The March of Dimes reports that every year in the United States, about 150,000 babies are born with birth defects. Unfortunately, numerous prescription and over-the-counter medications carry a risk of causing fetal harm. As such, the U.S. Food and Drug Administration developed five pregnancy categories that indicate whether a drug is safe for pregnant women and to what extent. These categories include:

  • Category A: Studies indicate there is no fetal risk during the first trimester, nor is there any evidence of risk in later trimesters
  • Category B: Animal studies have failed to demonstrate fetal risk and there have been no well-controlled human studies
  • Category C: Animal studies have shown fetal risk, but there have been no well-controlled human studies; potential benefits may outweigh potential risks
  • Category D: There exists positive evidence of human fetal risk, but potential benefits may outweigh potential risks
  • Category X: Fetal abnormalities have been observed in animal or human studies and/or there exists positive evidence of human fetal risk; the risks clearly outweigh potential benefits

When a medication causes fetal harm, parents may be entitled to compensation for their child’s birth defect. An experienced Orlando injury attorney helps parents hold negligent pharmaceutical companies and reckless doctors and pharmacists accountable for the birth injuries they cause.

Teratogenic Drugs

A teratogen is any agent that can disturb fetal development and cause birth defects. According to MedicineNet.com, the following are all teratogenic drugs:

  • ACE inhibitors: Lotensin (benazepril), Capoten (captopril), Vasotec and Renitec (enalapril), Monopril (fosinopril sodium), Zestril and Prinivil (lisinopril), Zestoretic and Prinzide (lisinopril and hydrochlorothiazide), Accupril (quinapril), and Altace (ramipril)
  • Acne medications: Accutane (isotretinoin) and Retin-A (tretinoin topical)
  • Androgens (male hormones)
  • Antibiotics: Achromycin (tetracycline), Vibramycin (doxycycline) and streptomycin
  • Anticonvulsants: Dilatin (phenytoin), Tridione (trimethadione), Paradione (paramethadione), Tegretol (carbamazepine) and valproic acid (sold under the brand names Depakote, Depakene, Depacon, Depakine, Valparin and Stavzor)
    • Antimetabolite/anticancer drugs: methotrexate (sold under the brand names Rheumatrex and Trexall) and aminopterin
    • Diethylstilbestrol (DES), a synthetic form of estrogen
    • Hyperthyroidism drugs: propylthiouracil, carbimazole and methimazole
    • Lithium, used to treat bipolar disorder
    • Penicillamine (sold under the brand names Ciprimene and Depen), a chelating agent used to treat Wilson’s disease and rheumatoid arthritis
    • Thalomid (thalidomide), approved to treat erythema nodosum leprosum, a complication of leprosy
    • Warfarin, an anticoagulant sold under the brand names Coumadin, Jantoven and Marfarin

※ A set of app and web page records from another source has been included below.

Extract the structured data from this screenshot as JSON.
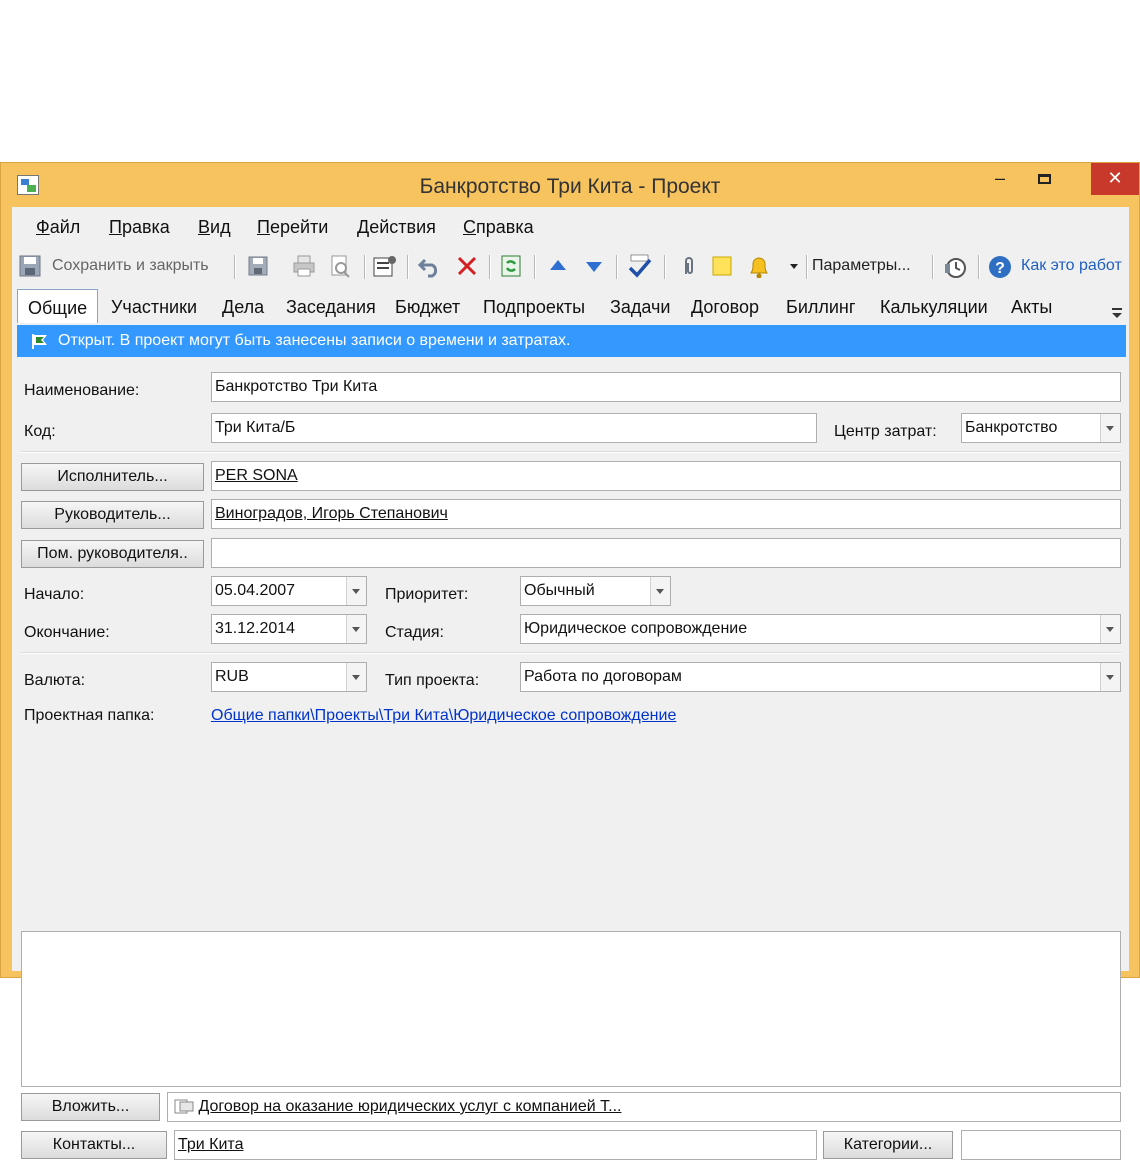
{
  "window": {
    "title": "Банкротство Три Кита - Проект",
    "minimize": "–",
    "close": "✕"
  },
  "menu": [
    "Файл",
    "Правка",
    "Вид",
    "Перейти",
    "Действия",
    "Справка"
  ],
  "toolbar": {
    "save_close": "Сохранить и закрыть",
    "params": "Параметры...",
    "help": "Как это работ"
  },
  "tabs": [
    "Общие",
    "Участники",
    "Дела",
    "Заседания",
    "Бюджет",
    "Подпроекты",
    "Задачи",
    "Договор",
    "Биллинг",
    "Калькуляции",
    "Акты"
  ],
  "info": "Открыт. В проект могут быть занесены записи о времени и затратах.",
  "form": {
    "name_label": "Наименование:",
    "name_value": "Банкротство Три Кита",
    "code_label": "Код:",
    "code_value": "Три Кита/Б",
    "cost_center_label": "Центр затрат:",
    "cost_center_value": "Банкротство",
    "executor_button": "Исполнитель...",
    "executor_value": "PER SONA",
    "manager_button": "Руководитель...",
    "manager_value": "Виноградов, Игорь Степанович",
    "assistant_button": "Пом. руководителя..",
    "assistant_value": "",
    "start_label": "Начало:",
    "start_value": "05.04.2007",
    "priority_label": "Приоритет:",
    "priority_value": "Обычный",
    "end_label": "Окончание:",
    "end_value": "31.12.2014",
    "stage_label": "Стадия:",
    "stage_value": "Юридическое сопровождение",
    "currency_label": "Валюта:",
    "currency_value": "RUB",
    "project_type_label": "Тип проекта:",
    "project_type_value": "Работа по договорам",
    "folder_label": "Проектная папка:",
    "folder_value": "Общие папки\\Проекты\\Три Кита\\Юридическое сопровождение",
    "attach_button": "Вложить...",
    "attach_value": "Договор на оказание юридических услуг с компанией Т...",
    "contacts_button": "Контакты...",
    "contacts_value": "Три Кита",
    "categories_button": "Категории...",
    "categories_value": ""
  },
  "colors": {
    "window_frame": "#f6c35f",
    "info_bar": "#3399ff",
    "close_button": "#c8392b"
  }
}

Other drugs linked to birth defects include:

  • Albuterol (sold under the brand names Proventil, Ventolin, Volmax and Vospire), a pregnancy category C drug used to treat asthma and COPD complications
  • Diflucan (fluconazole), a pregnancy category D drug used to treat yeast infections
  • Dilantin (phenytoin), a pregnancy category D drug used to treat epilepsy
  • Topamax (topiramate), a pregnancy category D drug used to treat certain types of seizures in patients with epilepsy
  • Zoloft (sertraline) and Prozac (fluoxetine), antidepressants rated pregnancy category C

According to the U.S. Centers for Disease Control and Prevention, 47.9 percent of Americans have used at least one prescription drug during the past month. If your child was born with a birth defect and your doctor prescribed a potentially dangerous medication during your pregnancy, contact a qualified Orlando injury lawyer today to learn about your legal rights.